When Stephan Litjens joined Nokia 25 years ago, he was eager to channel his entrepreneurial spirit into the newly liberalized telecom market in which private ownership was emerging and mobile networks were in their early days. In his native Netherlands, he worked in core networks, climbed radio towers and installed base stations, as he engaged in nearly every aspect of the booming industry.
But over the years, and throughout moves to Finland, Germany and Japan, he found his pioneering mentality shifting elsewhere, particularly toward the emerging enterprise market at the heart of Industry 4.0.
Today, the 51-year-old Litjens heads the Enterprise Solutions business unit in Cloud and Network Services, where he runs what he calls a “large start-up” of some 800 people and 250 million euro in annual revenue that provides private wireless and automation solutions for industries and government customers.
“We are on the cutting edge. The satisfaction comes from the democratization of it, where we make it easier to use and put it in the hands of other people who understand the problems they want to solve,” he said. “The biggest hurdle for us is to make the technology easy to use. We need to make it so simple that if someone wants a private 5G wireless in their home they can do it.”
In the meantime, the focus is on connecting large enterprises like hospitals, airports, seaports, companies and various types of factories.
“It has to work really, really well, even better than for a service provider,” he said. “The big challenge in this space is to do the fancy, very advanced stuff but to get the right degree of reliability.”
The new frontier is something Litjens is very passionate about. He considers creating and leading the Nokia Digital Automation Cloud (NDAC), an internal startup targeting industrials and enterprises, as one of his career highlights.
Before that he established the Nokia Incubator/Innovation unit, an early birthplace for the NDAC project, where he also led a largely student-based team to combine drones with private LTE for search and rescue operations. The team won the $1 million 2017 “Drones for Good” competition in Dubai.
Together with Qualcomm, he founded and led two industrial alliances that promoted the use of cellular technology in shared and unlicensed spectrum.
“I like to pioneer and to create new things. I prefer to build a new business than to manage a very large steady one,” he said. “For me, it’s about making the technology useable. I am mostly interested in how we can apply technology and if you look at the next direction for Nokia it’s how we apply our technology to actual use cases. Enterprise is perfect for that.”
The pioneering theme is one he traces back to his upbringing in southern Holland.
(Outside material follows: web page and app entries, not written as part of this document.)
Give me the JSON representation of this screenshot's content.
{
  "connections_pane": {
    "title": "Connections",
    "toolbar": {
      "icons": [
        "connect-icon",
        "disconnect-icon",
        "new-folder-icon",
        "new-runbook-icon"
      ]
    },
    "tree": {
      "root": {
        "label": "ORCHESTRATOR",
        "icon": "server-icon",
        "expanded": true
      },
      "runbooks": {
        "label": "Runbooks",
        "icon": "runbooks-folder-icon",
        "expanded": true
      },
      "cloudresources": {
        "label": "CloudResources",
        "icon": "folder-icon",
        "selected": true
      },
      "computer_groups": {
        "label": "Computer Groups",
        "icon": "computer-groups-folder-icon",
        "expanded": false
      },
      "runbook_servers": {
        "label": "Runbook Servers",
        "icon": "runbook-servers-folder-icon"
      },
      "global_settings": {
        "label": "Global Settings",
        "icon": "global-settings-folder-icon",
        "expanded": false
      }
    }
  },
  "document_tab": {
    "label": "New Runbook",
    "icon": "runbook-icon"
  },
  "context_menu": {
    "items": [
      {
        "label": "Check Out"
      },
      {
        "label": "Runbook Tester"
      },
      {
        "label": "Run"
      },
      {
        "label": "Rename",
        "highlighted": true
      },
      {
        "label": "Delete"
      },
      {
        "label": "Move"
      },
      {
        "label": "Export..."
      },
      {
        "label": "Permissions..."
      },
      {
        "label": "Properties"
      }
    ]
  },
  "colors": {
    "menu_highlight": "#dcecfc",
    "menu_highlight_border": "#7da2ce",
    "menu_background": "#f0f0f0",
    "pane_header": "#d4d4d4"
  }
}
Inspired by his mother, he proved to be gifted in the arts and, particularly, in sculpting. Though he was urged to pursue an arts career he ultimately chose science and eventually earned a graduate degree in electrical engineering at Technical University Eindhoven.
He then started a small hardware and software design house with a friend before being drawn to the telecom industry at Nokia. He quickly became curious in the products side and, with the encouragement of his Finnish spouse, relocated to Espoo. Aside from his stints in Munich and Tokyo, he’s been there ever since.
It was in Japan where he first became interested in drones after witnessing the devastating 2011 tsunami.
“No one knew what was going on. At some point I realised that our radio was portable, so if we could re-establish radio and get a camera to where the problem was, we could see what’s happening,” he said. “That solution is now being rolled out to guard the Sendai coastline so there are eyes in the sky and the ability to warn people when the next tsunami comes. So that is something where I feel like we’ve had a much more meaningful impact.”
“Doing good for people should go hand in hand with doing good business,” he added.
Outside work, Litjens enjoys spending time with his wife on long walks in Finland. He’s also an ardent sportsman, having completed triathlons and Ironman competitions.
Yet art has remained his primary hobby, whether in painting and statue sculpting or in visits to exhibitions and auction.
“My work is mostly abstract, from my imagination. I never liked classical,” he said. “I like the edgy stuff, in art and in technology.”